═══ AVAILABLE DATA

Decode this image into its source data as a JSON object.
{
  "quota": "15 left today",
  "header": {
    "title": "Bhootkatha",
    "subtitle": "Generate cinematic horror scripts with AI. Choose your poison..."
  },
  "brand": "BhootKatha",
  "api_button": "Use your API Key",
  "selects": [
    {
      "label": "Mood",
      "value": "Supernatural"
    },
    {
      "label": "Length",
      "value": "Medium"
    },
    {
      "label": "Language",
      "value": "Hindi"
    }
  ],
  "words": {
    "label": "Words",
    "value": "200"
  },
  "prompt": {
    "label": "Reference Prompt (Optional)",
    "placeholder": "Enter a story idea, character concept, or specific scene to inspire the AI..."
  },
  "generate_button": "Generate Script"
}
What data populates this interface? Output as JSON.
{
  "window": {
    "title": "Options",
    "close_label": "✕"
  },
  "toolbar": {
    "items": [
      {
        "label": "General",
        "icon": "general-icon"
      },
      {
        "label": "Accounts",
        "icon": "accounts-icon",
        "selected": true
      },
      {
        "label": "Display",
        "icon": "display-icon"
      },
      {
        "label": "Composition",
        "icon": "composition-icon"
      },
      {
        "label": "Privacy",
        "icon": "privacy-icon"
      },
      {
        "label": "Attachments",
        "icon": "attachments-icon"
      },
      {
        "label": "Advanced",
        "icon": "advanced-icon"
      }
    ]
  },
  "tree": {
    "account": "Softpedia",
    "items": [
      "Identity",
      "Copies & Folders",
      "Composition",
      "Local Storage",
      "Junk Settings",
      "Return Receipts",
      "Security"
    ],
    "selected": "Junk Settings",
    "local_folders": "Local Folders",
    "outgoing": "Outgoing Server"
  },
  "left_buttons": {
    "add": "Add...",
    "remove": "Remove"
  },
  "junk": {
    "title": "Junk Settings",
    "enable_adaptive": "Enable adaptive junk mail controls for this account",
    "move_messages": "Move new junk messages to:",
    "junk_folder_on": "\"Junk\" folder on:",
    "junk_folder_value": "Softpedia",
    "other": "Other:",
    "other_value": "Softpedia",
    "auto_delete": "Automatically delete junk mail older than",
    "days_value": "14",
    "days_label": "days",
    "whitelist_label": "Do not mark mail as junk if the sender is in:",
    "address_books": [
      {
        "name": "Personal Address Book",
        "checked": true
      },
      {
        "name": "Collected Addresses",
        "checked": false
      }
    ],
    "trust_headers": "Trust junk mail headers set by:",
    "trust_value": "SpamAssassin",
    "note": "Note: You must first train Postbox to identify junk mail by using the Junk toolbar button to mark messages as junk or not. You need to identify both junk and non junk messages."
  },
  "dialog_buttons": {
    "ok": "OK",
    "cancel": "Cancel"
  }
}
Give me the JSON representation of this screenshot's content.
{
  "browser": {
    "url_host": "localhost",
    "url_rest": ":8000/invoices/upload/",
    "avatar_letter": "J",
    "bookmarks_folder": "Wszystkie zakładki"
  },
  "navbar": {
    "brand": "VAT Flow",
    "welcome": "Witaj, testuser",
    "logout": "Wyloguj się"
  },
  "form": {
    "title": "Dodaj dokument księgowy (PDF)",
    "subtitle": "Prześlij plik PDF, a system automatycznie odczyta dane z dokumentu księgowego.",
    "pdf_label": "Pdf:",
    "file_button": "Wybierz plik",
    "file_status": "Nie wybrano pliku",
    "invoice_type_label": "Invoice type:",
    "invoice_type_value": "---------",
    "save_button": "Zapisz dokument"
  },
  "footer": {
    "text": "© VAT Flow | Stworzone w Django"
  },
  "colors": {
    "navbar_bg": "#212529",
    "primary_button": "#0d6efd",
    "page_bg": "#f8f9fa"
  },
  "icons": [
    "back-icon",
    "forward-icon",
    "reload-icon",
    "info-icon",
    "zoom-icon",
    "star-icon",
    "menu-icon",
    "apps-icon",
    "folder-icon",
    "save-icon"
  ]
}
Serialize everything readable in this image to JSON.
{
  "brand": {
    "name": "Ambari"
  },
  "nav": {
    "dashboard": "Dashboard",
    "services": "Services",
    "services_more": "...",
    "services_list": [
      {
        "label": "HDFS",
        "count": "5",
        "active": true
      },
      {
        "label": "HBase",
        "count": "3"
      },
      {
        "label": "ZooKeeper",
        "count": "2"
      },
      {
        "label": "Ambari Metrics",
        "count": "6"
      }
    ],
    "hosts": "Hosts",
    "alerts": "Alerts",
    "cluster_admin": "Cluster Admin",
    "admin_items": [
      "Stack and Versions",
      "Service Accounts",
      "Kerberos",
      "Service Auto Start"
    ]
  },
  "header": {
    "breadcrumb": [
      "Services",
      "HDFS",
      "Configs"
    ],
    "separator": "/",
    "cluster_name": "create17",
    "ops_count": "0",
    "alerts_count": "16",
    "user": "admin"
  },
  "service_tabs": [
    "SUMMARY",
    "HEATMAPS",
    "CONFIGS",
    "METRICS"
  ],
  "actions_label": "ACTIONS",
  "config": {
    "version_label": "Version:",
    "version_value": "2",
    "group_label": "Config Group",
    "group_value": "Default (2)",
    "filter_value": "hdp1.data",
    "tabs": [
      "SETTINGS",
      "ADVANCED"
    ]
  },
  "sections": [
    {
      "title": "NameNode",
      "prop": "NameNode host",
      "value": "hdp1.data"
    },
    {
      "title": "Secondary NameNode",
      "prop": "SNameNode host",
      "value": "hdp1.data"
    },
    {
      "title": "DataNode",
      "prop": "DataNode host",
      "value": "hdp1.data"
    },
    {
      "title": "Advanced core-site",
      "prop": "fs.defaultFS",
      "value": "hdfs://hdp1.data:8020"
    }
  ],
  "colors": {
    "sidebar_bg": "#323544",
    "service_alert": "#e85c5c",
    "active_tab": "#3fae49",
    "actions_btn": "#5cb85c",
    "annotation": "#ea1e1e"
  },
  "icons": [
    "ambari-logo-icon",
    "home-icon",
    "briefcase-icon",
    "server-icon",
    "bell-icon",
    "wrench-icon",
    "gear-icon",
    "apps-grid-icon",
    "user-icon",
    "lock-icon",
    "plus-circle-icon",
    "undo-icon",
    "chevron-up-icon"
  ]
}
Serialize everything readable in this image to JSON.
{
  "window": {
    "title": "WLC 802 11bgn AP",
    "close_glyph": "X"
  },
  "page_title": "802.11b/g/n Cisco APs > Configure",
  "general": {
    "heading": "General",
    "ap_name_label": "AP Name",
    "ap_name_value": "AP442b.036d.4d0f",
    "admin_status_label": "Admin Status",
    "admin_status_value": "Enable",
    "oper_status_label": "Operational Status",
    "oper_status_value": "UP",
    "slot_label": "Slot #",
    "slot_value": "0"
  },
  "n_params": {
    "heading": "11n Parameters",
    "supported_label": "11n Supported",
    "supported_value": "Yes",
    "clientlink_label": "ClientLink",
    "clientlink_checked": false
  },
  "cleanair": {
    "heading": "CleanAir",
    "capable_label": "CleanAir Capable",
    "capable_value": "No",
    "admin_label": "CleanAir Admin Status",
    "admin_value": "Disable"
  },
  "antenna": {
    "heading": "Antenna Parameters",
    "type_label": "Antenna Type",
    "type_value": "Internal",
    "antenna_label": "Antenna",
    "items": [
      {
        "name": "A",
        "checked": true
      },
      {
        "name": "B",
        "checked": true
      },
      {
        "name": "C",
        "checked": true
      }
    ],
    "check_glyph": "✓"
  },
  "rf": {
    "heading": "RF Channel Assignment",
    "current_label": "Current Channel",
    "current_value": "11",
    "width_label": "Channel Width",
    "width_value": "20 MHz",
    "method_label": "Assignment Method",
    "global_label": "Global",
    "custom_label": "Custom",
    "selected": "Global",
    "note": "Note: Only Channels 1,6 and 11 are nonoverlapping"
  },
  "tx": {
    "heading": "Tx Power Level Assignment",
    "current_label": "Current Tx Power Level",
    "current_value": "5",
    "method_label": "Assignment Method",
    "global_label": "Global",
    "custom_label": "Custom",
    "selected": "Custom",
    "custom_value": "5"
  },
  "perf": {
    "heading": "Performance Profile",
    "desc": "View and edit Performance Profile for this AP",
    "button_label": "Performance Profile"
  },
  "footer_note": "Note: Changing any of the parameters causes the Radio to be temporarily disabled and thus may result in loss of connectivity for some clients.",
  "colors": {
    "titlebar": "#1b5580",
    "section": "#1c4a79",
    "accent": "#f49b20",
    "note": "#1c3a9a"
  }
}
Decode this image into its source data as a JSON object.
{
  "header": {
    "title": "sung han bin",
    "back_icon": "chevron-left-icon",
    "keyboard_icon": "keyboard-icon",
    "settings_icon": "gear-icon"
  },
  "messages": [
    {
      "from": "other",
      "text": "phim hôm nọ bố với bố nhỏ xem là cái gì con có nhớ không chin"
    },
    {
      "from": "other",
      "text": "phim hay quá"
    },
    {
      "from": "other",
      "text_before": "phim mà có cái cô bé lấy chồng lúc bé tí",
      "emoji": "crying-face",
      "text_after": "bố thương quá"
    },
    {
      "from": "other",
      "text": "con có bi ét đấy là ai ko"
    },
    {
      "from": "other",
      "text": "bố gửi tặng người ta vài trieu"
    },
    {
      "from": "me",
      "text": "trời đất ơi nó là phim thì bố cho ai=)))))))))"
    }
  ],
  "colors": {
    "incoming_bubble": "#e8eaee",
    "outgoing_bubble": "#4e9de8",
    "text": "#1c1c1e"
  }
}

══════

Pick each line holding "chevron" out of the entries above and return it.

ANSWER SPACE -
    "chevron-up-icon"
    "back_icon": "chevron-left-icon",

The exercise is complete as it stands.